One week Alberto Botía lunged into him, he got up. Another week Patxi Puñal clattered into him, he got up. The next week Pedro Munitis tripped him after receiving a cheeky caño, and guess what, he got up again.
Muniain subsequently drifted in and out the team as he went upon a steep learning curve. Sometimes he’d play four straight but look forlorn on occasions. He’d then miss another four and come back as an impact player. In Caparrós’ final season at the club, Muniain came to the fore. Something changed, mentally and physically, quite considerably too. The desire to roam from the flank became apparent, and he was turning up all over the field – even offering support for the full back. In attacking phases though, he was becoming wiser. The decision making improved and the awareness of his team mates became second nature. He began to free himself from the touchline, showing vibrant moving off the ball as well as on it, this would be essential once Bielsa arrived. First, there was the Under-21 tournament, in which Spain triumphed, and alongside the likes of Juan Mata, Thiago and Javi Martínez, he complimented the Spanish style superbly.

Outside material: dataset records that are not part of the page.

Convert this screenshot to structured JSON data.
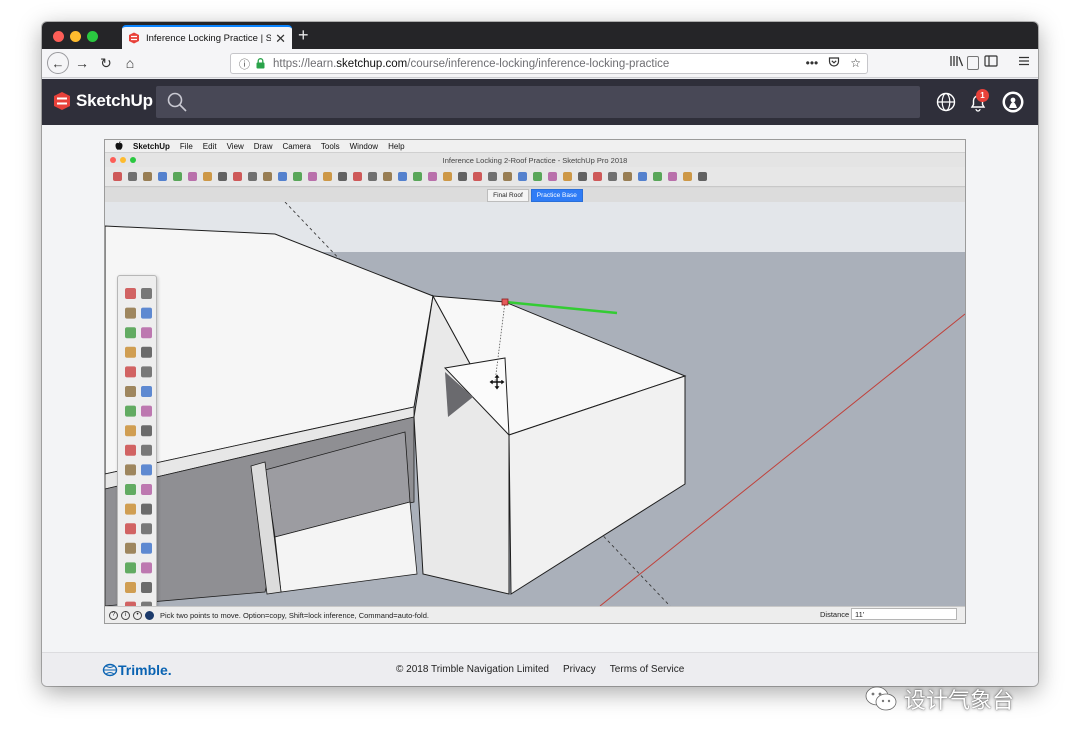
{
  "browser": {
    "tab_title": "Inference Locking Practice | Sk",
    "tab_close": "✕",
    "new_tab": "+",
    "url_prefix": "https://learn.",
    "url_domain": "sketchup.com",
    "url_path": "/course/inference-locking/inference-locking-practice",
    "page_actions": "•••"
  },
  "site": {
    "logo_text": "SketchUp",
    "notification_count": "1"
  },
  "app": {
    "menu": [
      "SketchUp",
      "File",
      "Edit",
      "View",
      "Draw",
      "Camera",
      "Tools",
      "Window",
      "Help"
    ],
    "window_title": "Inference Locking 2-Roof Practice - SketchUp Pro 2018",
    "scenes": [
      "Final Roof",
      "Practice Base"
    ],
    "active_scene": "Practice Base",
    "status_text": "Pick two points to move. Option=copy, Shift=lock inference, Command=auto-fold.",
    "distance_label": "Distance",
    "distance_value": "11'"
  },
  "footer": {
    "brand": "Trimble.",
    "copyright": "© 2018 Trimble Navigation Limited",
    "privacy": "Privacy",
    "terms": "Terms of Service"
  },
  "watermark": {
    "text": "设计气象台"
  },
  "colors": {
    "tab_accent": "#0a84ff",
    "su_red": "#e8413a",
    "su_header": "#2f2f3a",
    "sky": "#e3e6ea",
    "ground": "#aab0ba",
    "axis_green": "#33cc33",
    "axis_red": "#c0403a",
    "trimble_blue": "#0a63b2"
  }
}
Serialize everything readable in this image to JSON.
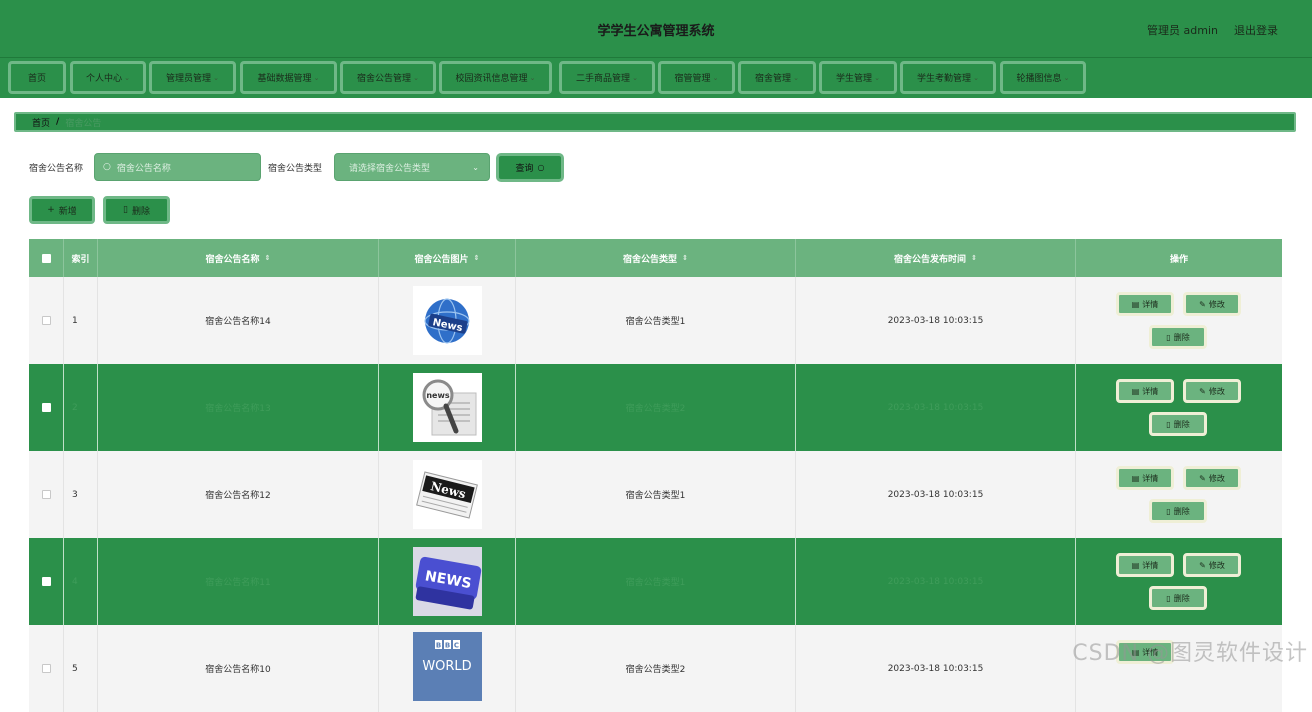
{
  "header": {
    "title": "学学生公寓管理系统",
    "user": "管理员 admin",
    "logout": "退出登录"
  },
  "nav": [
    {
      "label": "首页",
      "chevron": false
    },
    {
      "label": "个人中心",
      "chevron": true
    },
    {
      "label": "管理员管理",
      "chevron": true
    },
    {
      "label": "基础数据管理",
      "chevron": true
    },
    {
      "label": "宿舍公告管理",
      "chevron": true
    },
    {
      "label": "校园资讯信息管理",
      "chevron": true
    },
    {
      "label": "二手商品管理",
      "chevron": true
    },
    {
      "label": "宿管管理",
      "chevron": true
    },
    {
      "label": "宿舍管理",
      "chevron": true
    },
    {
      "label": "学生管理",
      "chevron": true
    },
    {
      "label": "学生考勤管理",
      "chevron": true
    },
    {
      "label": "轮播图信息",
      "chevron": true
    }
  ],
  "breadcrumb": {
    "home": "首页",
    "sep": "/",
    "current": "宿舍公告"
  },
  "search": {
    "name_label": "宿舍公告名称",
    "name_placeholder": "宿舍公告名称",
    "type_label": "宿舍公告类型",
    "type_placeholder": "请选择宿舍公告类型",
    "query": "查询"
  },
  "actions": {
    "add": "新增",
    "delete": "删除"
  },
  "table": {
    "headers": {
      "index": "索引",
      "name": "宿舍公告名称",
      "image": "宿舍公告图片",
      "type": "宿舍公告类型",
      "time": "宿舍公告发布时间",
      "ops": "操作"
    },
    "rows": [
      {
        "index": "1",
        "name": "宿舍公告名称14",
        "type": "宿舍公告类型1",
        "time": "2023-03-18 10:03:15",
        "image": "globe-news",
        "highlight": false
      },
      {
        "index": "2",
        "name": "宿舍公告名称13",
        "type": "宿舍公告类型2",
        "time": "2023-03-18 10:03:15",
        "image": "magnifier-news",
        "highlight": true
      },
      {
        "index": "3",
        "name": "宿舍公告名称12",
        "type": "宿舍公告类型1",
        "time": "2023-03-18 10:03:15",
        "image": "newspaper-news",
        "highlight": false
      },
      {
        "index": "4",
        "name": "宿舍公告名称11",
        "type": "宿舍公告类型1",
        "time": "2023-03-18 10:03:15",
        "image": "key-news",
        "highlight": true
      },
      {
        "index": "5",
        "name": "宿舍公告名称10",
        "type": "宿舍公告类型2",
        "time": "2023-03-18 10:03:15",
        "image": "bbc-world",
        "highlight": false
      }
    ],
    "row_buttons": {
      "detail": "详情",
      "edit": "修改",
      "delete": "删除"
    }
  },
  "watermark": "CSDN @图灵软件设计",
  "colors": {
    "primary": "#2b904a",
    "light": "#6bb37f",
    "border": "#6fb887",
    "op_border": "#efefd6"
  }
}
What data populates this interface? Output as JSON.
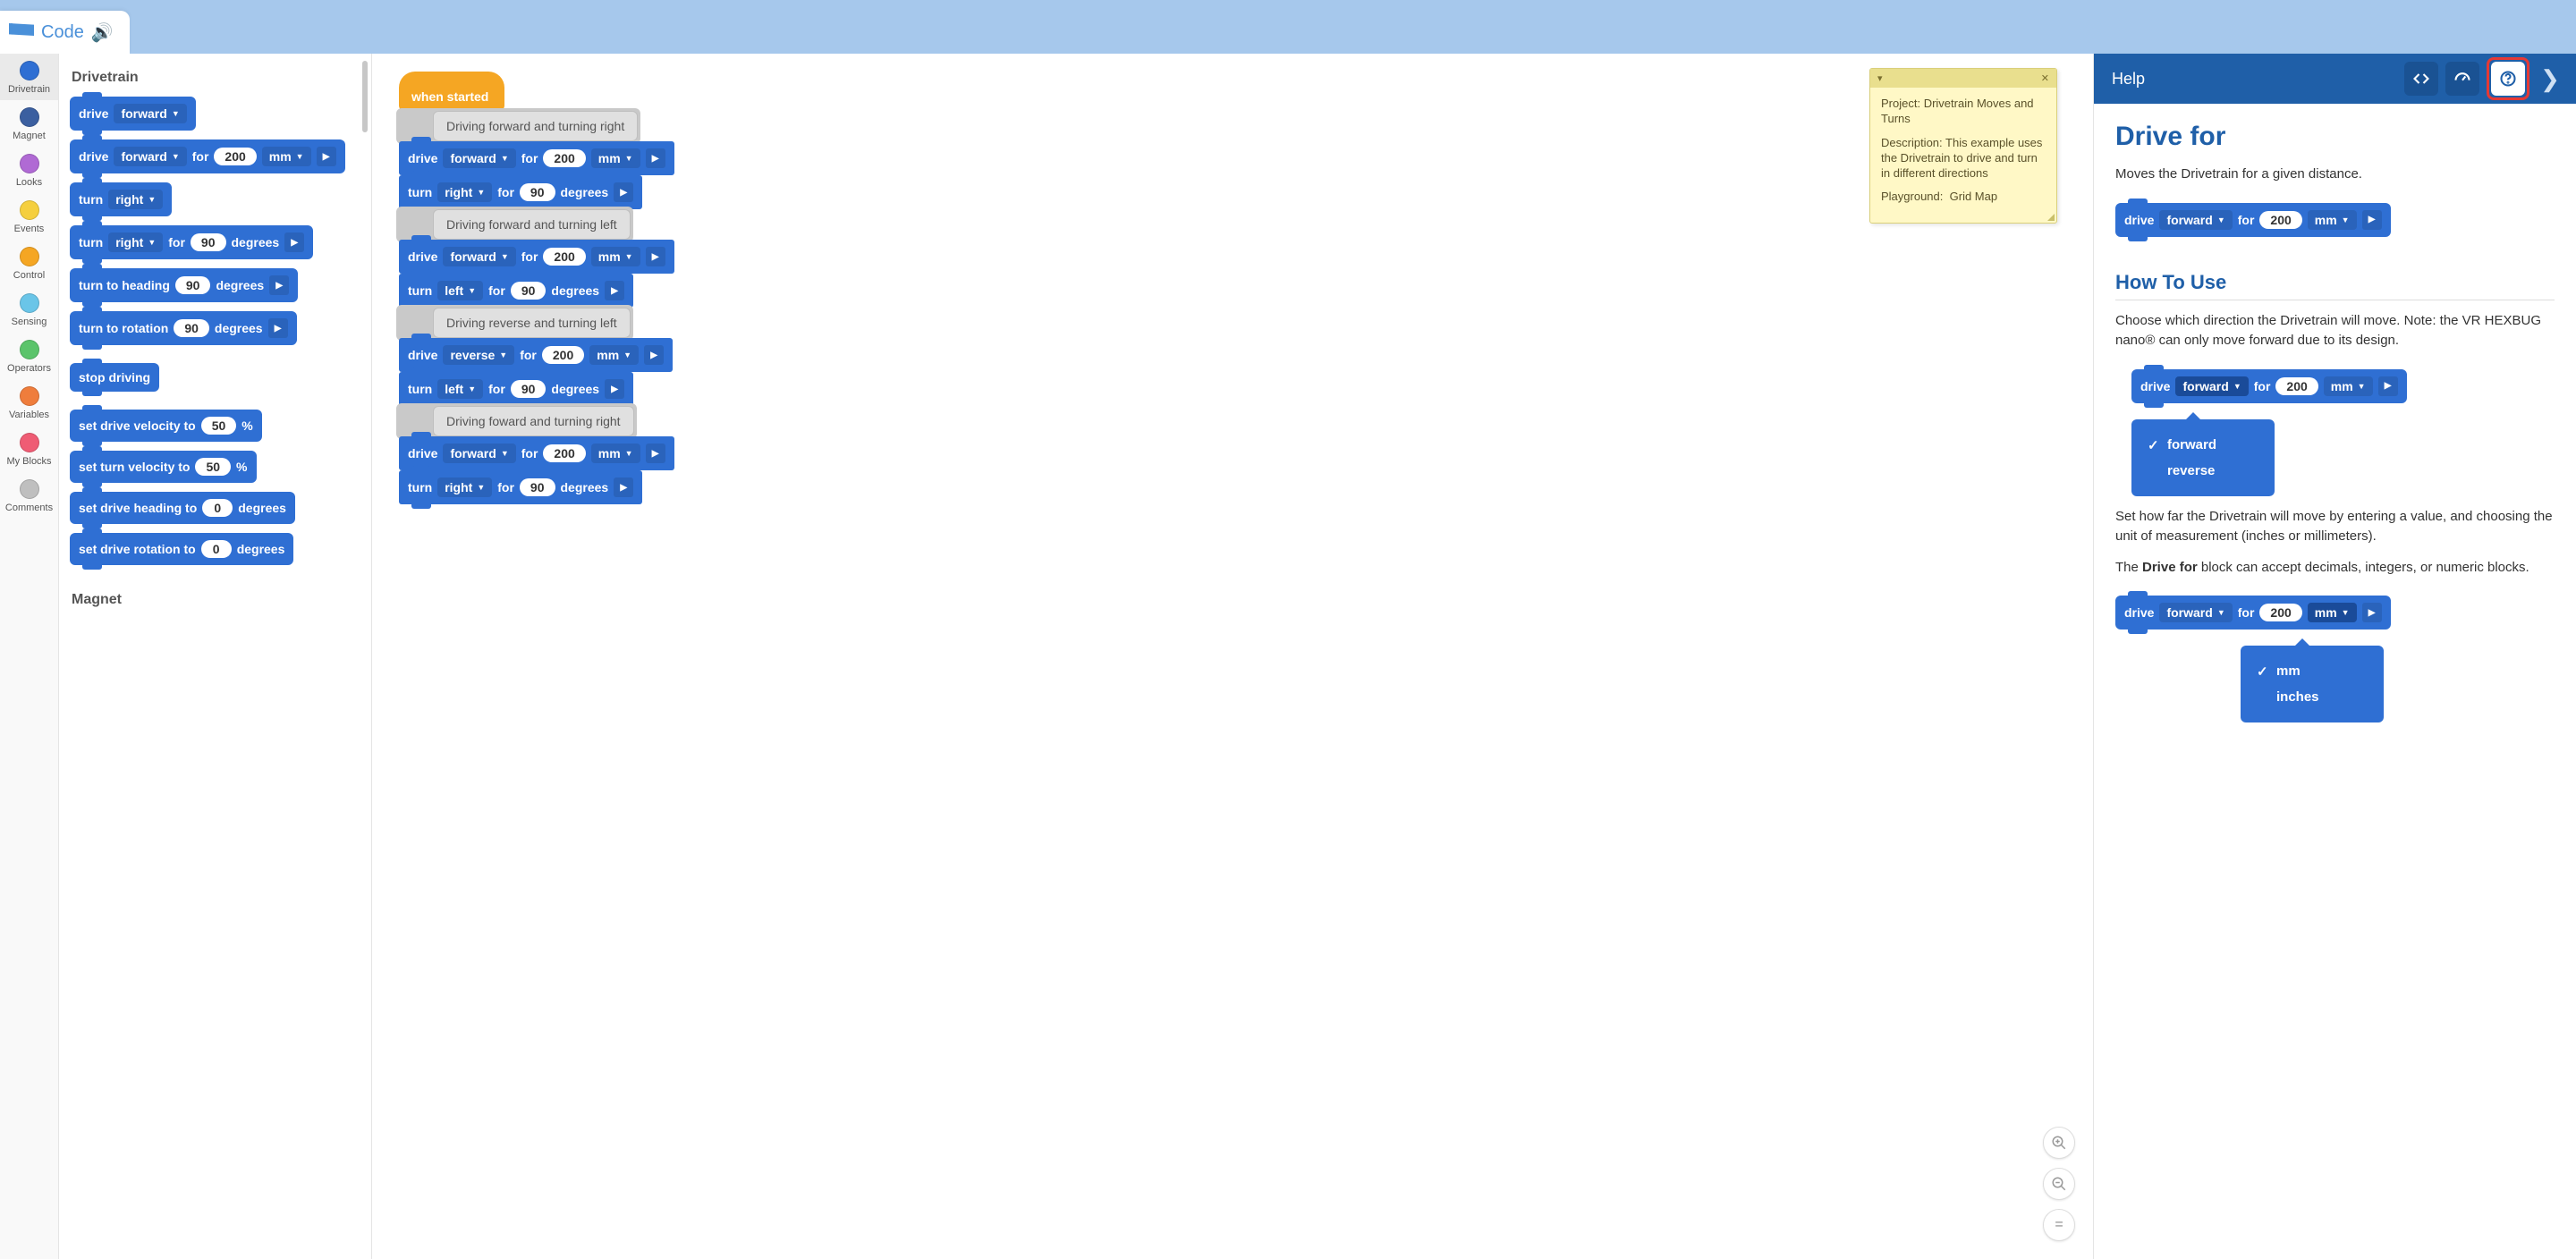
{
  "topbar": {
    "tab_label": "Code"
  },
  "categories": [
    {
      "name": "Drivetrain",
      "color": "#2f6fd3",
      "active": true
    },
    {
      "name": "Magnet",
      "color": "#3b5fa0"
    },
    {
      "name": "Looks",
      "color": "#b06ad4"
    },
    {
      "name": "Events",
      "color": "#f5cf3e"
    },
    {
      "name": "Control",
      "color": "#f5a623"
    },
    {
      "name": "Sensing",
      "color": "#6ac5e8"
    },
    {
      "name": "Operators",
      "color": "#5bc46b"
    },
    {
      "name": "Variables",
      "color": "#ef7d3c"
    },
    {
      "name": "My Blocks",
      "color": "#ef5c74"
    },
    {
      "name": "Comments",
      "color": "#bfbfbf"
    }
  ],
  "palette": {
    "title_drivetrain": "Drivetrain",
    "title_magnet": "Magnet",
    "drive": "drive",
    "forward": "forward",
    "for": "for",
    "mm": "mm",
    "turn": "turn",
    "right": "right",
    "degrees": "degrees",
    "turn_to_heading": "turn to heading",
    "turn_to_rotation": "turn to rotation",
    "stop_driving": "stop driving",
    "set_drive_velocity": "set drive velocity to",
    "percent": "%",
    "set_turn_velocity": "set turn velocity to",
    "set_drive_heading": "set drive heading to",
    "set_drive_rotation": "set drive rotation to",
    "v200": "200",
    "v90": "90",
    "v50": "50",
    "v0": "0"
  },
  "workspace": {
    "when_started": "when started",
    "comments": [
      "Driving forward and turning right",
      "Driving forward and turning left",
      "Driving reverse and turning left",
      "Driving foward and turning right"
    ],
    "drive": "drive",
    "turn": "turn",
    "for": "for",
    "forward": "forward",
    "reverse": "reverse",
    "right": "right",
    "left": "left",
    "mm": "mm",
    "degrees": "degrees",
    "v200": "200",
    "v90": "90"
  },
  "note": {
    "project_label": "Project:",
    "project": "Drivetrain Moves and Turns",
    "desc_label": "Description:",
    "desc": "This example uses the Drivetrain to drive and turn in different directions",
    "playground_label": "Playground:",
    "playground": "Grid Map"
  },
  "help": {
    "header": "Help",
    "h1": "Drive for",
    "p1": "Moves the Drivetrain for a given distance.",
    "h2": "How To Use",
    "p2": "Choose which direction the Drivetrain will move. Note: the VR HEXBUG nano® can only move forward due to its design.",
    "dd1_opts": [
      "forward",
      "reverse"
    ],
    "p3": "Set how far the Drivetrain will move by entering a value, and choosing the unit of measurement (inches or millimeters).",
    "p4_a": "The ",
    "p4_b": "Drive for",
    "p4_c": " block can accept decimals, integers, or numeric blocks.",
    "dd2_opts": [
      "mm",
      "inches"
    ],
    "drive": "drive",
    "forward": "forward",
    "for": "for",
    "mm": "mm",
    "v200": "200"
  }
}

This brings us to the present day, the new era at Athletic. Caparrós has gone, although Muniain will be forever thankful for the guidance shown. If the player does move on to a more prestigious European club, be it Manchester, Madrid or anywhere else, the lessons learned on the rainy Monday mornings at Lezama will never fade from memory. Bielsa’s start to life in Bilbao was difficult, and met with concern in some quarters, there still remains caution too. A win was difficult to encounter in the early days, but amongst the doubts, one player shone brightest. Muniain was deployed in a central role, given license to roam between the lines like never before. The idea perhaps stemming from Bielsa’s desire to push the full backs on harder through the overlap. In the middle, Muniain could see the game better and essentially, began to read passages of play – be it exchanging intricate passes with team mates or making a darting run on the angle. You could see the eyes scan the field, left, right, central…
Still only 18, Muniain began to look far beyond his tender years. At times, it was if Andrés Iniesta had donned the red and white stripes, exchanging Catalan blood for Basque, such was the grace of the teenager’s movement. The brash, had well and truly been mixed with the beauty. He has become Bielsa’s foot solider on the field: the aggression, the intensity and the will to win a all costs.
Fear, that’s just a four letter word, nothing more.
Whether ‘El Loco’ can bring Champions League, or silverware, to the adoring masses in La Catedral, is debatable. However, they can be sure a piece of gold moves amongst them.
19 years young, today. Feliz cumpleaños, crack.